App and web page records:
>>>

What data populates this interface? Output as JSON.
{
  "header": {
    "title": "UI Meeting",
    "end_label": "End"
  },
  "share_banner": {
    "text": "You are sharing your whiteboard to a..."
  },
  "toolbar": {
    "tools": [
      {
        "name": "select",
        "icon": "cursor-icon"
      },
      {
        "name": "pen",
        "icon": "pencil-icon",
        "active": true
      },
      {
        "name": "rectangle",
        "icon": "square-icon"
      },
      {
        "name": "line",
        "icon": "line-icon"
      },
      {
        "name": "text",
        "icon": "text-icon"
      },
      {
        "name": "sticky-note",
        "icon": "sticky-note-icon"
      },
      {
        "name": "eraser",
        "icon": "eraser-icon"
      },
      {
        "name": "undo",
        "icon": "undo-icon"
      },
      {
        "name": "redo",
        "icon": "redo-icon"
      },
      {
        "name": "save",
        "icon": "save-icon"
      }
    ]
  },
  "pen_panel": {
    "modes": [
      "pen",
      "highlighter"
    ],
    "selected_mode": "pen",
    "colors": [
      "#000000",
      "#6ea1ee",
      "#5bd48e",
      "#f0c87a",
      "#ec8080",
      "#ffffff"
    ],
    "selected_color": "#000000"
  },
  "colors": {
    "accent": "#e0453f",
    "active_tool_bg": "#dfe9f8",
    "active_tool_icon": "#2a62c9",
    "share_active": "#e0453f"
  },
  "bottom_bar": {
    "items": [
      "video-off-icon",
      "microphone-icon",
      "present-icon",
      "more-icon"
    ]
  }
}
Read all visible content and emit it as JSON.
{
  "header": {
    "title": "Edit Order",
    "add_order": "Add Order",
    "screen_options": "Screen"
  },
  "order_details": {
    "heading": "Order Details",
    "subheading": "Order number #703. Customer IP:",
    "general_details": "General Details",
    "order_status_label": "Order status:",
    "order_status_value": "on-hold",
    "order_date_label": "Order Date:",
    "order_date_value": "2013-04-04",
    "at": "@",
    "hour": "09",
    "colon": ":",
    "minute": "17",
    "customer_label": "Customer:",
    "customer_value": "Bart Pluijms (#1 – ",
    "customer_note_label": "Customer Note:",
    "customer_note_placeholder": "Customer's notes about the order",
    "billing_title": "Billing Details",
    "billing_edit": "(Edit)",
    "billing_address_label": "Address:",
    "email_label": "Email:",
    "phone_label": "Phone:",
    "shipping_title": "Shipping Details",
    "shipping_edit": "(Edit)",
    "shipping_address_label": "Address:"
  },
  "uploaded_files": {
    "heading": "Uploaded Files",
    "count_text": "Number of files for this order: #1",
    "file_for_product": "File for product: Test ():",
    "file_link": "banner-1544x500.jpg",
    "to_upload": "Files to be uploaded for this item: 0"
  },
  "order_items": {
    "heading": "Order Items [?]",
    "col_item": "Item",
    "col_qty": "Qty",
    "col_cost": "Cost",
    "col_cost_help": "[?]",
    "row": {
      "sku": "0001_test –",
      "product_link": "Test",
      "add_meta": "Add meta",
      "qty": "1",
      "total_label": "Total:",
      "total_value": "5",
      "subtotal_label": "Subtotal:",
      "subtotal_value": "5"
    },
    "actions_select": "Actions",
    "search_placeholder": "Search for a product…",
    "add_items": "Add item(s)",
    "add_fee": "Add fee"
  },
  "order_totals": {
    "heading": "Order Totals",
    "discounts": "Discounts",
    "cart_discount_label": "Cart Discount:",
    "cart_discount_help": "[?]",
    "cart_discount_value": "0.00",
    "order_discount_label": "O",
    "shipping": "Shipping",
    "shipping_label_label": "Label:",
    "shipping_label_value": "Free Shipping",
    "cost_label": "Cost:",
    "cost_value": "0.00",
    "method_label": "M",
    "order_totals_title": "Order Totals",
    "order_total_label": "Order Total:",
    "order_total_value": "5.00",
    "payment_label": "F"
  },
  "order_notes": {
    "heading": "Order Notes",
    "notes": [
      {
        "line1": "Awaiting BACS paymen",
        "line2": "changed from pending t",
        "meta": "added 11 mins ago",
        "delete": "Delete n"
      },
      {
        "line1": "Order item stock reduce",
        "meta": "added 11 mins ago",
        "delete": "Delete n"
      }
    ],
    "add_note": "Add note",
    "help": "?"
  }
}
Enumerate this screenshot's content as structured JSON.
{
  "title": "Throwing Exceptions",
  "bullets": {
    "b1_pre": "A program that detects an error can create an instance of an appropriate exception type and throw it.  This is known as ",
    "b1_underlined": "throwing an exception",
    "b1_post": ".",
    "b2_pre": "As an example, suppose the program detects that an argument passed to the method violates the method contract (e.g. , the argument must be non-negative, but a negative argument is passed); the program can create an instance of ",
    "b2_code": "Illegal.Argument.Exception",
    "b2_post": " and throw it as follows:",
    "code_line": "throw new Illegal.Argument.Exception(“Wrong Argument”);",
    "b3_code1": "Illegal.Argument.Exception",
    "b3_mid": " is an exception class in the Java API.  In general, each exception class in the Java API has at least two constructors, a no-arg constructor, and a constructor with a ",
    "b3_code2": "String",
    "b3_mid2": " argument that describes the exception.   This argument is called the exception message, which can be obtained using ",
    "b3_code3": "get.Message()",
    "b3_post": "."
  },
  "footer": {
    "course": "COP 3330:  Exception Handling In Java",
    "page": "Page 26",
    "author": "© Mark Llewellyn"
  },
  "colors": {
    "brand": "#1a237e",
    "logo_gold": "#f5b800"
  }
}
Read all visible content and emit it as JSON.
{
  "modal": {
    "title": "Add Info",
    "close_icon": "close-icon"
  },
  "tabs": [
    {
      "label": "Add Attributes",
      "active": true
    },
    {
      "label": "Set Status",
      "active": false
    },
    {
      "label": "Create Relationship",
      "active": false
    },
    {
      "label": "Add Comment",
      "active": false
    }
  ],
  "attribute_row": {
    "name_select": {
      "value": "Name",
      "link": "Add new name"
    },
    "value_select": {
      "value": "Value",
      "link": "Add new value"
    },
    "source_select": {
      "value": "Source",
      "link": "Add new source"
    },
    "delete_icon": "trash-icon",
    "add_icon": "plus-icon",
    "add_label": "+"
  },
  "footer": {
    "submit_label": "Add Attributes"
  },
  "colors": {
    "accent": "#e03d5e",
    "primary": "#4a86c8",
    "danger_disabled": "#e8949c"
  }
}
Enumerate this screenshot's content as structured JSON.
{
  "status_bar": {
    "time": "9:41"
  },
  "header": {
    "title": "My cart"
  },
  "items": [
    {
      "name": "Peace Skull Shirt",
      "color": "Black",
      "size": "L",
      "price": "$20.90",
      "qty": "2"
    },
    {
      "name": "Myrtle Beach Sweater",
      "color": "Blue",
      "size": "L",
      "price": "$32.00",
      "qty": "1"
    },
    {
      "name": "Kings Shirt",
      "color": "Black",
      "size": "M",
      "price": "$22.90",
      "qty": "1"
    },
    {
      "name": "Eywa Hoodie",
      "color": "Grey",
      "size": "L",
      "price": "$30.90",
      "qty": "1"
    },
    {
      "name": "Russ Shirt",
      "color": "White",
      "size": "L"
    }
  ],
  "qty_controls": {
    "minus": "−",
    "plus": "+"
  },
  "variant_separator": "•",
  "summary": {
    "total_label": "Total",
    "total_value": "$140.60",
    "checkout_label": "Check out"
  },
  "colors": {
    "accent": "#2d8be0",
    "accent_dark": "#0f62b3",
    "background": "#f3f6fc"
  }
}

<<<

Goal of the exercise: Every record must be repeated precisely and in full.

Answer section:
What data populates this interface? Output as JSON.
{
  "header": {
    "title": "UI Meeting",
    "end_label": "End"
  },
  "share_banner": {
    "text": "You are sharing your whiteboard to a..."
  },
  "toolbar": {
    "tools": [
      {
        "name": "select",
        "icon": "cursor-icon"
      },
      {
        "name": "pen",
        "icon": "pencil-icon",
        "active": true
      },
      {
        "name": "rectangle",
        "icon": "square-icon"
      },
      {
        "name": "line",
        "icon": "line-icon"
      },
      {
        "name": "text",
        "icon": "text-icon"
      },
      {
        "name": "sticky-note",
        "icon": "sticky-note-icon"
      },
      {
        "name": "eraser",
        "icon": "eraser-icon"
      },
      {
        "name": "undo",
        "icon": "undo-icon"
      },
      {
        "name": "redo",
        "icon": "redo-icon"
      },
      {
        "name": "save",
        "icon": "save-icon"
      }
    ]
  },
  "pen_panel": {
    "modes": [
      "pen",
      "highlighter"
    ],
    "selected_mode": "pen",
    "colors": [
      "#000000",
      "#6ea1ee",
      "#5bd48e",
      "#f0c87a",
      "#ec8080",
      "#ffffff"
    ],
    "selected_color": "#000000"
  },
  "colors": {
    "accent": "#e0453f",
    "active_tool_bg": "#dfe9f8",
    "active_tool_icon": "#2a62c9",
    "share_active": "#e0453f"
  },
  "bottom_bar": {
    "items": [
      "video-off-icon",
      "microphone-icon",
      "present-icon",
      "more-icon"
    ]
  }
}
Read all visible content and emit it as JSON.
{
  "header": {
    "title": "Edit Order",
    "add_order": "Add Order",
    "screen_options": "Screen"
  },
  "order_details": {
    "heading": "Order Details",
    "subheading": "Order number #703. Customer IP:",
    "general_details": "General Details",
    "order_status_label": "Order status:",
    "order_status_value": "on-hold",
    "order_date_label": "Order Date:",
    "order_date_value": "2013-04-04",
    "at": "@",
    "hour": "09",
    "colon": ":",
    "minute": "17",
    "customer_label": "Customer:",
    "customer_value": "Bart Pluijms (#1 – ",
    "customer_note_label": "Customer Note:",
    "customer_note_placeholder": "Customer's notes about the order",
    "billing_title": "Billing Details",
    "billing_edit": "(Edit)",
    "billing_address_label": "Address:",
    "email_label": "Email:",
    "phone_label": "Phone:",
    "shipping_title": "Shipping Details",
    "shipping_edit": "(Edit)",
    "shipping_address_label": "Address:"
  },
  "uploaded_files": {
    "heading": "Uploaded Files",
    "count_text": "Number of files for this order: #1",
    "file_for_product": "File for product: Test ():",
    "file_link": "banner-1544x500.jpg",
    "to_upload": "Files to be uploaded for this item: 0"
  },
  "order_items": {
    "heading": "Order Items [?]",
    "col_item": "Item",
    "col_qty": "Qty",
    "col_cost": "Cost",
    "col_cost_help": "[?]",
    "row": {
      "sku": "0001_test –",
      "product_link": "Test",
      "add_meta": "Add meta",
      "qty": "1",
      "total_label": "Total:",
      "total_value": "5",
      "subtotal_label": "Subtotal:",
      "subtotal_value": "5"
    },
    "actions_select": "Actions",
    "search_placeholder": "Search for a product…",
    "add_items": "Add item(s)",
    "add_fee": "Add fee"
  },
  "order_totals": {
    "heading": "Order Totals",
    "discounts": "Discounts",
    "cart_discount_label": "Cart Discount:",
    "cart_discount_help": "[?]",
    "cart_discount_value": "0.00",
    "order_discount_label": "O",
    "shipping": "Shipping",
    "shipping_label_label": "Label:",
    "shipping_label_value": "Free Shipping",
    "cost_label": "Cost:",
    "cost_value": "0.00",
    "method_label": "M",
    "order_totals_title": "Order Totals",
    "order_total_label": "Order Total:",
    "order_total_value": "5.00",
    "payment_label": "F"
  },
  "order_notes": {
    "heading": "Order Notes",
    "notes": [
      {
        "line1": "Awaiting BACS paymen",
        "line2": "changed from pending t",
        "meta": "added 11 mins ago",
        "delete": "Delete n"
      },
      {
        "line1": "Order item stock reduce",
        "meta": "added 11 mins ago",
        "delete": "Delete n"
      }
    ],
    "add_note": "Add note",
    "help": "?"
  }
}
Enumerate this screenshot's content as structured JSON.
{
  "title": "Throwing Exceptions",
  "bullets": {
    "b1_pre": "A program that detects an error can create an instance of an appropriate exception type and throw it.  This is known as ",
    "b1_underlined": "throwing an exception",
    "b1_post": ".",
    "b2_pre": "As an example, suppose the program detects that an argument passed to the method violates the method contract (e.g. , the argument must be non-negative, but a negative argument is passed); the program can create an instance of ",
    "b2_code": "Illegal.Argument.Exception",
    "b2_post": " and throw it as follows:",
    "code_line": "throw new Illegal.Argument.Exception(“Wrong Argument”);",
    "b3_code1": "Illegal.Argument.Exception",
    "b3_mid": " is an exception class in the Java API.  In general, each exception class in the Java API has at least two constructors, a no-arg constructor, and a constructor with a ",
    "b3_code2": "String",
    "b3_mid2": " argument that describes the exception.   This argument is called the exception message, which can be obtained using ",
    "b3_code3": "get.Message()",
    "b3_post": "."
  },
  "footer": {
    "course": "COP 3330:  Exception Handling In Java",
    "page": "Page 26",
    "author": "© Mark Llewellyn"
  },
  "colors": {
    "brand": "#1a237e",
    "logo_gold": "#f5b800"
  }
}
Read all visible content and emit it as JSON.
{
  "modal": {
    "title": "Add Info",
    "close_icon": "close-icon"
  },
  "tabs": [
    {
      "label": "Add Attributes",
      "active": true
    },
    {
      "label": "Set Status",
      "active": false
    },
    {
      "label": "Create Relationship",
      "active": false
    },
    {
      "label": "Add Comment",
      "active": false
    }
  ],
  "attribute_row": {
    "name_select": {
      "value": "Name",
      "link": "Add new name"
    },
    "value_select": {
      "value": "Value",
      "link": "Add new value"
    },
    "source_select": {
      "value": "Source",
      "link": "Add new source"
    },
    "delete_icon": "trash-icon",
    "add_icon": "plus-icon",
    "add_label": "+"
  },
  "footer": {
    "submit_label": "Add Attributes"
  },
  "colors": {
    "accent": "#e03d5e",
    "primary": "#4a86c8",
    "danger_disabled": "#e8949c"
  }
}
Enumerate this screenshot's content as structured JSON.
{
  "status_bar": {
    "time": "9:41"
  },
  "header": {
    "title": "My cart"
  },
  "items": [
    {
      "name": "Peace Skull Shirt",
      "color": "Black",
      "size": "L",
      "price": "$20.90",
      "qty": "2"
    },
    {
      "name": "Myrtle Beach Sweater",
      "color": "Blue",
      "size": "L",
      "price": "$32.00",
      "qty": "1"
    },
    {
      "name": "Kings Shirt",
      "color": "Black",
      "size": "M",
      "price": "$22.90",
      "qty": "1"
    },
    {
      "name": "Eywa Hoodie",
      "color": "Grey",
      "size": "L",
      "price": "$30.90",
      "qty": "1"
    },
    {
      "name": "Russ Shirt",
      "color": "White",
      "size": "L"
    }
  ],
  "qty_controls": {
    "minus": "−",
    "plus": "+"
  },
  "variant_separator": "•",
  "summary": {
    "total_label": "Total",
    "total_value": "$140.60",
    "checkout_label": "Check out"
  },
  "colors": {
    "accent": "#2d8be0",
    "accent_dark": "#0f62b3",
    "background": "#f3f6fc"
  }
}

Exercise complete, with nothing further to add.